While SamTrans absorbed the fleets and infrastructure of 11 different bus agencies, that didn’t mean the fledgling Transit District had everything it needed for its official start of service on July 1, 1976.
Nope—the District still had to go out and buy some stuff before it could officially set up shop, and in June 1976, SamTrans began purchasing the equipment and vehicles it needed for service.
With a fleet of buses, the District needed to make sure that the vehicles were maintained in a regularly-scheduled fashion. So, on June 23, the San Mateo County Transit District’s Board of Directors agreed to spend $34,537 to purchase various shop and garage tools from several local companies. With that procurement, the District’s mechanics were set up with the equipment necessary to detail the SamTrans bus fleet.
The District wasn’t done buying things that day, though. Also on June 23, the SamTrans’ board agreed to buy three more buses to help round out their fleet. The vehicles, purchased from Plaza Apartments, went for $2,700, $3,750, and $4,250, respectively. By comparison, the District recently spent $25.4 million on 40 brand new low-floor buses.
Yeah, things were a touch cheaper back in 1976, but not everything came at bargain basement price. Capping off a flurry of acquisitions on June 23, the District agreed to buy three mobile lift systems. Unlike the buses which they would serve, the mobile lift systems cost a pretty penny—$60,324, to be exact, or roughly five times the amount used to purchase the aforementioned three buses.

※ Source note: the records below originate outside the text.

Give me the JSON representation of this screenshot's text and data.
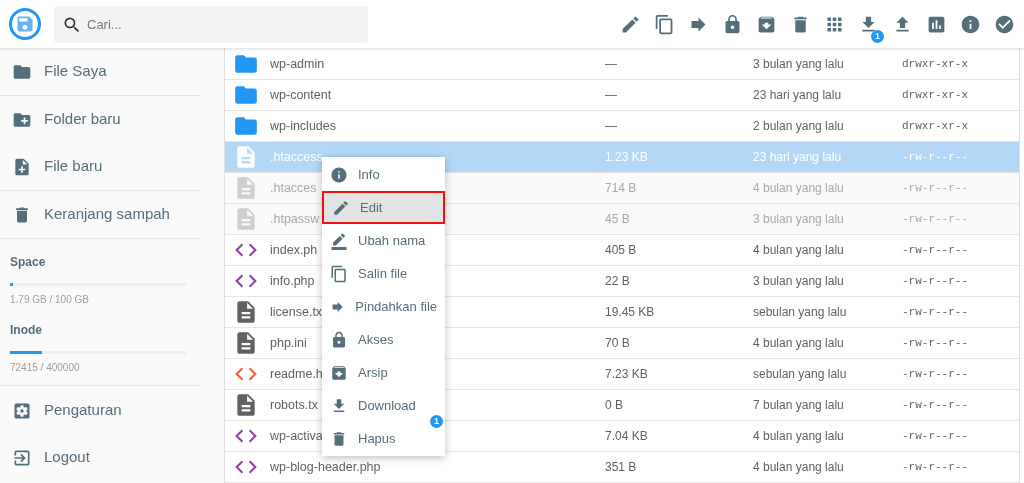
{
  "header": {
    "search": {
      "placeholder": "Cari..."
    },
    "toolbar": [
      {
        "kind": "edit"
      },
      {
        "kind": "copy"
      },
      {
        "kind": "move"
      },
      {
        "kind": "lock"
      },
      {
        "kind": "archive"
      },
      {
        "kind": "delete"
      },
      {
        "kind": "grid"
      },
      {
        "kind": "download",
        "badge": "1"
      },
      {
        "kind": "upload"
      },
      {
        "kind": "chart"
      },
      {
        "kind": "info"
      },
      {
        "kind": "check"
      }
    ]
  },
  "sidebar": {
    "top_items": [
      {
        "kind": "folder",
        "label": "File Saya"
      },
      {
        "kind": "new-folder",
        "label": "Folder baru"
      },
      {
        "kind": "new-file",
        "label": "File baru"
      },
      {
        "kind": "trash",
        "label": "Keranjang sampah"
      }
    ],
    "usage": [
      {
        "label": "Space",
        "level": 0.018,
        "reading": "1.79 GB / 100 GB"
      },
      {
        "label": "Inode",
        "level": 0.181,
        "reading": "72415 / 400000"
      }
    ],
    "bottom_items": [
      {
        "kind": "settings",
        "label": "Pengaturan"
      },
      {
        "kind": "logout",
        "label": "Logout"
      }
    ]
  },
  "files": [
    {
      "kind": "folder",
      "name": "wp-admin",
      "size": "—",
      "modified": "3 bulan yang lalu",
      "permissions": "drwxr-xr-x",
      "selected": false,
      "dimmed": false
    },
    {
      "kind": "folder",
      "name": "wp-content",
      "size": "—",
      "modified": "23 hari yang lalu",
      "permissions": "drwxr-xr-x",
      "selected": false,
      "dimmed": false
    },
    {
      "kind": "folder",
      "name": "wp-includes",
      "size": "—",
      "modified": "2 bulan yang lalu",
      "permissions": "drwxr-xr-x",
      "selected": false,
      "dimmed": false
    },
    {
      "kind": "text",
      "name": ".htaccess",
      "size": "1.23 KB",
      "modified": "23 hari yang lalu",
      "permissions": "-rw-r--r--",
      "selected": true,
      "dimmed": false
    },
    {
      "kind": "text",
      "name": ".htacces",
      "size": "714 B",
      "modified": "4 bulan yang lalu",
      "permissions": "-rw-r--r--",
      "selected": false,
      "dimmed": true
    },
    {
      "kind": "text",
      "name": ".htpassw",
      "size": "45 B",
      "modified": "3 bulan yang lalu",
      "permissions": "-rw-r--r--",
      "selected": false,
      "dimmed": true
    },
    {
      "kind": "php",
      "name": "index.ph",
      "size": "405 B",
      "modified": "4 bulan yang lalu",
      "permissions": "-rw-r--r--",
      "selected": false,
      "dimmed": false
    },
    {
      "kind": "php",
      "name": "info.php",
      "size": "22 B",
      "modified": "3 bulan yang lalu",
      "permissions": "-rw-r--r--",
      "selected": false,
      "dimmed": false
    },
    {
      "kind": "text",
      "name": "license.tx",
      "size": "19.45 KB",
      "modified": "sebulan yang lalu",
      "permissions": "-rw-r--r--",
      "selected": false,
      "dimmed": false
    },
    {
      "kind": "text",
      "name": "php.ini",
      "size": "70 B",
      "modified": "4 bulan yang lalu",
      "permissions": "-rw-r--r--",
      "selected": false,
      "dimmed": false
    },
    {
      "kind": "html",
      "name": "readme.h",
      "size": "7.23 KB",
      "modified": "sebulan yang lalu",
      "permissions": "-rw-r--r--",
      "selected": false,
      "dimmed": false
    },
    {
      "kind": "text",
      "name": "robots.tx",
      "size": "0 B",
      "modified": "7 bulan yang lalu",
      "permissions": "-rw-r--r--",
      "selected": false,
      "dimmed": false
    },
    {
      "kind": "php",
      "name": "wp-activa",
      "size": "7.04 KB",
      "modified": "4 bulan yang lalu",
      "permissions": "-rw-r--r--",
      "selected": false,
      "dimmed": false
    },
    {
      "kind": "php",
      "name": "wp-blog-header.php",
      "size": "351 B",
      "modified": "4 bulan yang lalu",
      "permissions": "-rw-r--r--",
      "selected": false,
      "dimmed": false
    }
  ],
  "context_menu": [
    {
      "kind": "info",
      "label": "Info",
      "selected": false
    },
    {
      "kind": "edit",
      "label": "Edit",
      "selected": true
    },
    {
      "kind": "rename",
      "label": "Ubah nama",
      "selected": false
    },
    {
      "kind": "copy",
      "label": "Salin file",
      "selected": false
    },
    {
      "kind": "move",
      "label": "Pindahkan file",
      "selected": false
    },
    {
      "kind": "lock",
      "label": "Akses",
      "selected": false
    },
    {
      "kind": "archive",
      "label": "Arsip",
      "selected": false
    },
    {
      "kind": "download",
      "label": "Download",
      "selected": false,
      "badge": "1"
    },
    {
      "kind": "delete",
      "label": "Hapus",
      "selected": false
    }
  ]
}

Still, that procurement needed to be made, and with those transactions, the agency was set and ready to begin service operations on July 1, 1976.